There are many advantages to getting out early besides the pure beauty you will find. Climbing freshly formed ice up a long gully not covered by snow is an excellent workout. The benefit for the mind and body and a release of the soul is limitless. These conditions also offer the perfect opportunity of getting into a rhythm of movement over long distance, a time to find yourself. Simple gullies become more of a challenge when the ice is thin and there is no snow. Besides reading the ice to find the thickest place to travel, you have to keep your head up and pick the best line far ahead, for down climbing ice is a discipline best practiced in a more controlled environment. And on thin ice that is not an easy task. Another advantage is with your gear. Getting into the packing routine and making sure living room adjustments to the crampons are dialed in before the full on season.
It is a given that every year I’ll have at lest one false start. Theses days out are still worth it for there is always something to prick your interest if you want it. Not finding ice and climbing the Huntington Ravine trail, through the headwall in unsavory conditions is not a simple hike. Moving through fog over wet and verglas covered rock while the song of Pinnacle Gully in liquid form sings behind will keep your attention.
Lastly, I always know where I’ll go looking for ice long before the freezing takes place, except this year.
Finding the Lost Dutchman’s Mine
I fall silent, listening to the excitement in the car. The live human voices are in competition with the recorded sounds coming from the car’s speakers. The voices increase in volume in an unconscious effort to take center stage. It’s Friday, August 31. Mt. Katahdin is in the rearview mirror and the talk is of coming back for one more rock climb before winter descends on the mountain.
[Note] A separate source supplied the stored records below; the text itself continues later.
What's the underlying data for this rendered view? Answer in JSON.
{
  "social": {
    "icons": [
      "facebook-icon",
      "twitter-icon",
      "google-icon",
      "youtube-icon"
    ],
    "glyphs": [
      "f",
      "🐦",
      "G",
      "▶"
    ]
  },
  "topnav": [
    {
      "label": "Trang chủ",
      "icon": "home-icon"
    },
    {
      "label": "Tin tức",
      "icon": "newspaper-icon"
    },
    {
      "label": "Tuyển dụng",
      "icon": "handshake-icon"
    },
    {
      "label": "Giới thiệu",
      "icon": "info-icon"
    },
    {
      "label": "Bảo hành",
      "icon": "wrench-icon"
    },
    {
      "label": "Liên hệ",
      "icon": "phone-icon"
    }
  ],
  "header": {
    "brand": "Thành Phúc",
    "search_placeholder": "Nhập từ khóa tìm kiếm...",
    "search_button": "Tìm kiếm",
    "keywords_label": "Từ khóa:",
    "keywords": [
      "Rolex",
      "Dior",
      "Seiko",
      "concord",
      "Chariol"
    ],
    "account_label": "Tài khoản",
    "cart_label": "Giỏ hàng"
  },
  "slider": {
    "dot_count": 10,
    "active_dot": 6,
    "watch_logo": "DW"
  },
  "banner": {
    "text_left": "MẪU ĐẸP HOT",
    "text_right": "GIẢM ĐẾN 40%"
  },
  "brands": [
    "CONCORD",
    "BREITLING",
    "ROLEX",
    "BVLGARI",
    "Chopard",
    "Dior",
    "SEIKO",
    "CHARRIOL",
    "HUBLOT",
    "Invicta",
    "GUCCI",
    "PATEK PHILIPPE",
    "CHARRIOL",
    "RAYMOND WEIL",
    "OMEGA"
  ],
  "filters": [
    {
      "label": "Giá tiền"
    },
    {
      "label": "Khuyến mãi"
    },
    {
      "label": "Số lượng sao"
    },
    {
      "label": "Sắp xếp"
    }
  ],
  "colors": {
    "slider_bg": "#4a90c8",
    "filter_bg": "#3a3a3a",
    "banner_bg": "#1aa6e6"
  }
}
After the usual reentry back to everyday routines and the thermals of the brilliant Pamola 4 route had dissipated a little. It was time to book another trip back to Baxter State Park. I picked the second weekend in October. A time when the first ice of the season, under the right circumstances, can be found here in New Hampshire. Doug and I knew we would climb ice soon, but figure it would be on Mt.Washington or Adams… not Katahdin.
Seven days before our departure, the forecast in northeast looked promising for ice. The NEIce weather guru, Smike was predicting an ascent of Pinnacle Gully. Wednesday, Thursday and Friday was calling for overcast skies, snow flurries with temperatures in the low twenties. But for us, the coup de grace on climbing rock and the finding of ice came with this. Clearing Friday night, winds ramping up and temperatures bottoming out in the teens. Doug and I spoke the day before we left. The rock gear would still come with us to Roaring Brook, however our packs were made ready with ice gear even before we left our homes.
We arrived late Friday to snow flurries. I was up Saturday at 5am. The predawn was cold, clear and the stars were shinning bright. By 6:30 we were on the trail chipping away at the 3+ miles to Chimney Pond and the dramatic walls of the South Basin. The minuscule shadow of doubt that lingered unspoken of, in darkest corners of our minds evaporated with each mile. The trail conditions were frozen ground with patches of hard ice. The decision was right and our commitment to finding ice was about to be realized.
We emerged from the Cilley-Barber drainage and on to the talus proper, here we switched from sneakers to our climbing boots. There was now a few inches of snow on the rocks and alders. Our intended route was in complete view, the ice went for hundreds of feet up huge slabs to a talus break.
Photos and text by Alan Cattabriga
With help (as usual) from Doug Millen